Joseph reveals himself to his brothers and is reunited with his father. Although the Torah describes Jacob’s reaction to the news that his son, Joseph, still lives, and their emotional reunion in Egypt, the Torah is silent on the issue of how Jacob reacted to the unpleasant details of the brothers’ complicity in Joseph having ended up a slave in Egypt in the first place. Our commentators suggest that, in fact, Jacob never asked Joseph about what had happened to him, and Joseph never told him. Why not?

Perhaps some things are just better left unsaid. Some things we just don’t need to know. If Jacob were to ask, Joseph would have to tell him. If Joseph wanted a family life tainted by resentment and recrimination he could have spilled the beans, but he seems to have been more interested in going along and getting along, counting on lessons learned and better relations going forward.
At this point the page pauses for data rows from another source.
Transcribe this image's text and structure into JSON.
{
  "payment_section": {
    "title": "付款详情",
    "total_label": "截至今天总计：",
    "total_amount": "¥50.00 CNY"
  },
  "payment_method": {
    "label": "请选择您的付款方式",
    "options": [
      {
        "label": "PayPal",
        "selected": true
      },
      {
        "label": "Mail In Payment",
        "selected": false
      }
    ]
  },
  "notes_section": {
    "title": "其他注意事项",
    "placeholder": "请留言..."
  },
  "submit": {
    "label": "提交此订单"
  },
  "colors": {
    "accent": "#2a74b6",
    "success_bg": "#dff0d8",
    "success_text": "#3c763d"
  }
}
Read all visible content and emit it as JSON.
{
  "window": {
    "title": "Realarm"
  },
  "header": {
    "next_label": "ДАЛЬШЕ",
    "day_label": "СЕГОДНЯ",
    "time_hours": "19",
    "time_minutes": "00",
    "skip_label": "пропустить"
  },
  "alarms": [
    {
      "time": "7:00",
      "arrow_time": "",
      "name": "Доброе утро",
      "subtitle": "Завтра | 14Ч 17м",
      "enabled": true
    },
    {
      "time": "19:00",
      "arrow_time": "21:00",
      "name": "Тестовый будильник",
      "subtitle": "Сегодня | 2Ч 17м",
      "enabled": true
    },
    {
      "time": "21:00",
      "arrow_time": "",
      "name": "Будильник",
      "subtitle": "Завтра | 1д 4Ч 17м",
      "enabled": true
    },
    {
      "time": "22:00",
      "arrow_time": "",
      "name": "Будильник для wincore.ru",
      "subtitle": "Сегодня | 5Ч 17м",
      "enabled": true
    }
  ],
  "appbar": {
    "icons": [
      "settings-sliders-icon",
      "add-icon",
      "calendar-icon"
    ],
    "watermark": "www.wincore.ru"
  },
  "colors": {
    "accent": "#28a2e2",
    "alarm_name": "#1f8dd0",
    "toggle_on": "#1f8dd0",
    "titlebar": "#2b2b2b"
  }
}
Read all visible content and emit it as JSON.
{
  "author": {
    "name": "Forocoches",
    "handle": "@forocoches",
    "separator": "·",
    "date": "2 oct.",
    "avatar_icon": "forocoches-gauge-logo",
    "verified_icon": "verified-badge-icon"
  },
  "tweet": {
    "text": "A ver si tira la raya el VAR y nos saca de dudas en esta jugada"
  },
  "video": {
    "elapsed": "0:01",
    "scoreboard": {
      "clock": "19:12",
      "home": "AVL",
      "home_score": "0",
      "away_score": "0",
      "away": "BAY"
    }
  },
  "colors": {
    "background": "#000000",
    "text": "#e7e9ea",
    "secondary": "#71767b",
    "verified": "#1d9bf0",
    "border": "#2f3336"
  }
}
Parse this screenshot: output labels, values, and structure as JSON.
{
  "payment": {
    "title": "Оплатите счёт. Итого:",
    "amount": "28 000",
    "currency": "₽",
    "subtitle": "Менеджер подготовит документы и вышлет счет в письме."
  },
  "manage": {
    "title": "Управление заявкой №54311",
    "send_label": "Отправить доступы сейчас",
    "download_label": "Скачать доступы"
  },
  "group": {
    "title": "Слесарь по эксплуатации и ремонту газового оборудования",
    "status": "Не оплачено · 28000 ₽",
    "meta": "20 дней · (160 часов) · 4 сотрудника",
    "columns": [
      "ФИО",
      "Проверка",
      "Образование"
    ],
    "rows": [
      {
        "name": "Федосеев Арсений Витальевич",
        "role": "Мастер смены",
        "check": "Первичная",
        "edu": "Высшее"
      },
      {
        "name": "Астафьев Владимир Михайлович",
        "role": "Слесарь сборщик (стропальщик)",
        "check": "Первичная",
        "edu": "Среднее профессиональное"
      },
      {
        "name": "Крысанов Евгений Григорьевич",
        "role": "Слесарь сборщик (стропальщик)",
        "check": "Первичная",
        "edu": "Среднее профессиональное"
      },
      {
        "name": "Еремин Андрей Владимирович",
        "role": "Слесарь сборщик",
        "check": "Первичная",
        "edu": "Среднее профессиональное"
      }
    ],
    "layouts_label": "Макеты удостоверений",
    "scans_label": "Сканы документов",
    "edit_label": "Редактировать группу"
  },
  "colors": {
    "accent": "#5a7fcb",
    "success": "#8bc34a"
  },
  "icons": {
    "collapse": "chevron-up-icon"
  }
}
The haftarah is taken from prophetic books written centuries after the events depicted in our Torah Reading. Typically the haftarah connects to the Torah reading by evoking some theme common to both texts. In the case of this week’s Torah reading, the haftarah refers to an enduring conflict between Ephraim, a tribe descended from Joseph, and the tribe of Joseph’s brother, Judah. Although the eventual reconciliation of these tribes is presented as a prophetic dream, the sad reality seems to be that conflict and disunity amongst them had persisted for many centuries, and the northern tribes were “lost” before unity could be restored.

Relationships can be complicated and tough. Mistakes may be made and regrets deeply felt. There is great risk taking an honest and unvarnished look at who did what to whom. But there is also a risk inherent in avoiding full disclosure – perhaps hurts will fester and the repercussions will leave even deeper scars. Ancient Israel eventually split apart. I wonder if reconciliation may sometimes depend upon the courage to face every truth, no matter how unpleasant.

B’yedidut (w/friendship),

Rabbi Mitch Levine